Background and purpose: Unplanned hospital readmission is a devastating experience for patients and is costly for society. This study determined the 60-day unplanned readmission rate and its predicting factors in patients with chronic conditions.
Methods: A total of 334 patients discharged from five hospitals were followed for 2 months after discharge. Patients enrolled in the study were disabled and had a diagnosis of progressive chronic disease (congestive heart failure, chronic pulmonary disease, cancer) or chronic impairment following an acute episode (stroke, traumatic brain injury, hip fracture). Patients were assessed before discharge to collect in-hospital variables. Telephone interviews with patients and families were used to collect data on hospital readmission.
Results: Of the 334 patients followed, 76 had unplanned readmission (24.4%). Patients with progressive chronic disease had a higher readmission rate (40.9%) than those with chronic impairment following an acute episode (15.1%). Frailty and abnormal respiratory pattern were significant predictors of readmission for patients with progressive chronic disease. The predictors of readmission for patients with chronic impairment following an acute episode included frailty, clinical instability and discharge from a regional hospital. The major reasons for hospital readmission were exacerbation of the initial major disease (33/76, 43.4%) and infection (21/76, 27.7%).

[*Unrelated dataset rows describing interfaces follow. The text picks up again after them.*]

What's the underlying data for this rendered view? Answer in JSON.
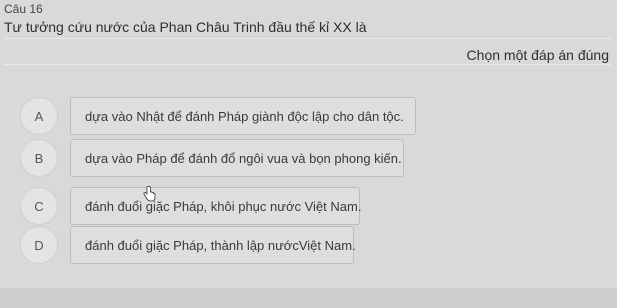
{
  "question": {
    "number": "Câu 16",
    "text": "Tư tưởng cứu nước của Phan Châu Trinh đầu thế kỉ XX là",
    "instruction": "Chọn một đáp án đúng"
  },
  "options": [
    {
      "letter": "A",
      "text": "dựa vào Nhật để đánh Pháp giành độc lập cho dân tộc."
    },
    {
      "letter": "B",
      "text": "dựa vào Pháp để đánh đổ ngôi vua và bọn phong kiến."
    },
    {
      "letter": "C",
      "text": "đánh đuổi giặc Pháp, khôi phục nước Việt Nam."
    },
    {
      "letter": "D",
      "text": "đánh đuổi giặc Pháp, thành lập nướcViệt Nam."
    }
  ],
  "colors": {
    "background": "#d9d9d9",
    "option_box": "#dedede",
    "option_border": "#bdbdbd"
  },
  "icons": {
    "cursor": "hand-pointer-icon"
  }
}
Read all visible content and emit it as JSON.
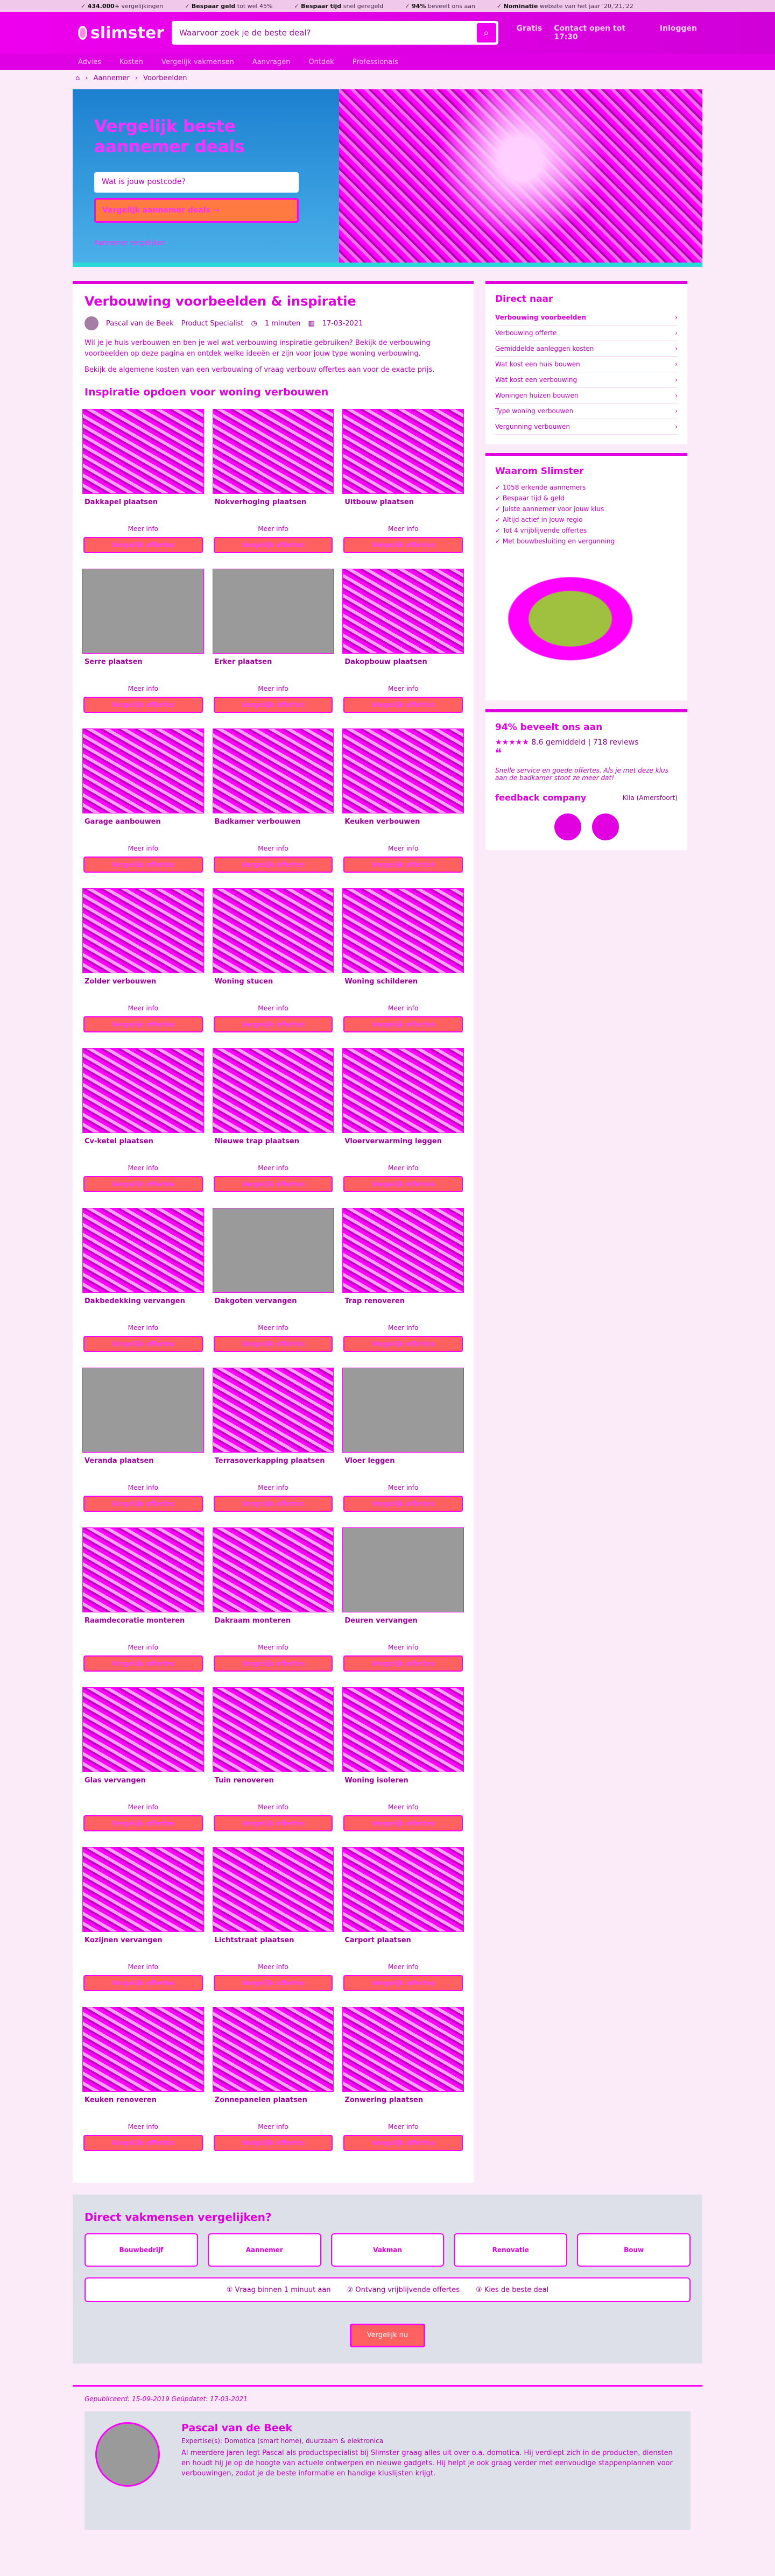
{
  "topbar": {
    "items": [
      {
        "b": "434.000+",
        "t": "vergelijkingen"
      },
      {
        "b": "Bespaar geld",
        "t": "tot wel 45%"
      },
      {
        "b": "Bespaar tijd",
        "t": "snel geregeld"
      },
      {
        "b": "94%",
        "t": "beveelt ons aan"
      },
      {
        "b": "Nominatie",
        "t": "website van het jaar '20,'21,'22"
      }
    ]
  },
  "header": {
    "logo": "slimster",
    "search_placeholder": "Waarvoor zoek je de beste deal?",
    "links": [
      "Gratis",
      "Contact open tot 17:30",
      "Inloggen"
    ]
  },
  "nav": [
    "Advies",
    "Kosten",
    "Vergelijk vakmensen",
    "Aanvragen",
    "Ontdek",
    "Professionals"
  ],
  "breadcrumb": [
    "Aannemer",
    "Voorbeelden"
  ],
  "hero": {
    "title": "Vergelijk beste aannemer deals",
    "input": "Wat is jouw postcode?",
    "button": "Vergelijk aannemer deals →",
    "note": "Aannemer vergelijken"
  },
  "article": {
    "title": "Verbouwing voorbeelden & inspiratie",
    "author": "Pascal van de Beek",
    "role": "Product Specialist",
    "read": "1 minuten",
    "date": "17-03-2021",
    "intro1": "Wil je je huis verbouwen en ben je wel wat verbouwing inspiratie gebruiken? Bekijk de verbouwing voorbeelden op deze pagina en ontdek welke ideeën er zijn voor jouw type woning verbouwing.",
    "intro2": "Bekijk de algemene kosten van een verbouwing of vraag verbouw offertes aan voor de exacte prijs.",
    "subtitle": "Inspiratie opdoen voor woning verbouwen",
    "more_label": "Meer info",
    "btn_label": "Vergelijk offertes",
    "cards": [
      "Dakkapel plaatsen",
      "Nokverhoging plaatsen",
      "Uitbouw plaatsen",
      "Serre plaatsen",
      "Erker plaatsen",
      "Dakopbouw plaatsen",
      "Garage aanbouwen",
      "Badkamer verbouwen",
      "Keuken verbouwen",
      "Zolder verbouwen",
      "Woning stucen",
      "Woning schilderen",
      "Cv-ketel plaatsen",
      "Nieuwe trap plaatsen",
      "Vloerverwarming leggen",
      "Dakbedekking vervangen",
      "Dakgoten vervangen",
      "Trap renoveren",
      "Veranda plaatsen",
      "Terrasoverkapping plaatsen",
      "Vloer leggen",
      "Raamdecoratie monteren",
      "Dakraam monteren",
      "Deuren vervangen",
      "Glas vervangen",
      "Tuin renoveren",
      "Woning isoleren",
      "Kozijnen vervangen",
      "Lichtstraat plaatsen",
      "Carport plaatsen",
      "Keuken renoveren",
      "Zonnepanelen plaatsen",
      "Zonwering plaatsen"
    ],
    "grey": [
      3,
      4,
      16,
      18,
      20,
      23
    ]
  },
  "side": {
    "direct_title": "Direct naar",
    "direct": [
      "Verbouwing voorbeelden",
      "Verbouwing offerte",
      "Gemiddelde aanleggen kosten",
      "Wat kost een huis bouwen",
      "Wat kost een verbouwing",
      "Woningen huizen bouwen",
      "Type woning verbouwen",
      "Vergunning verbouwen"
    ],
    "why_title": "Waarom Slimster",
    "why": [
      "✓ 1058 erkende aannemers",
      "✓ Bespaar tijd & geld",
      "✓ Juiste aannemer voor jouw klus",
      "✓ Altijd actief in jouw regio",
      "✓ Tot 4 vrijblijvende offertes",
      "✓ Met bouwbesluiting en vergunning"
    ],
    "rec_title": "94% beveelt ons aan",
    "rating": "8.6 gemiddeld",
    "reviews": "718 reviews",
    "quote": "Snelle service en goede offertes. Als je met deze klus aan de badkamer stoot ze meer dat!",
    "reviewer": "Kila (Amersfoort)",
    "feedback": "feedback company"
  },
  "vak": {
    "title": "Direct vakmensen vergelijken?",
    "logos": [
      "Bouwbedrijf",
      "Aannemer",
      "Vakman",
      "Renovatie",
      "Bouw"
    ],
    "steps": [
      "Vraag binnen 1 minuut aan",
      "Ontvang vrijblijvende offertes",
      "Kies de beste deal"
    ],
    "button": "Vergelijk nu"
  },
  "about": {
    "dates": "Gepubliceerd: 15-09-2019 Geüpdatet: 17-03-2021",
    "name": "Pascal van de Beek",
    "exp": "Expertise(s): Domotica (smart home), duurzaam & elektronica",
    "bio": "Al meerdere jaren legt Pascal als productspecialist bij Slimster graag alles uit over o.a. domotica. Hij verdiept zich in de producten, diensten en houdt hij je op de hoogte van actuele ontwerpen en nieuwe gadgets. Hij helpt je ook graag verder met eenvoudige stappenplannen voor verbouwingen, zodat je de beste informatie en handige kluslijsten krijgt."
  }
}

Conclusions: Exacerbation of chronic diseases and infection are the two major reasons for unplanned readmission. Patients with a progressive chronic disease are more likely to be readmitted.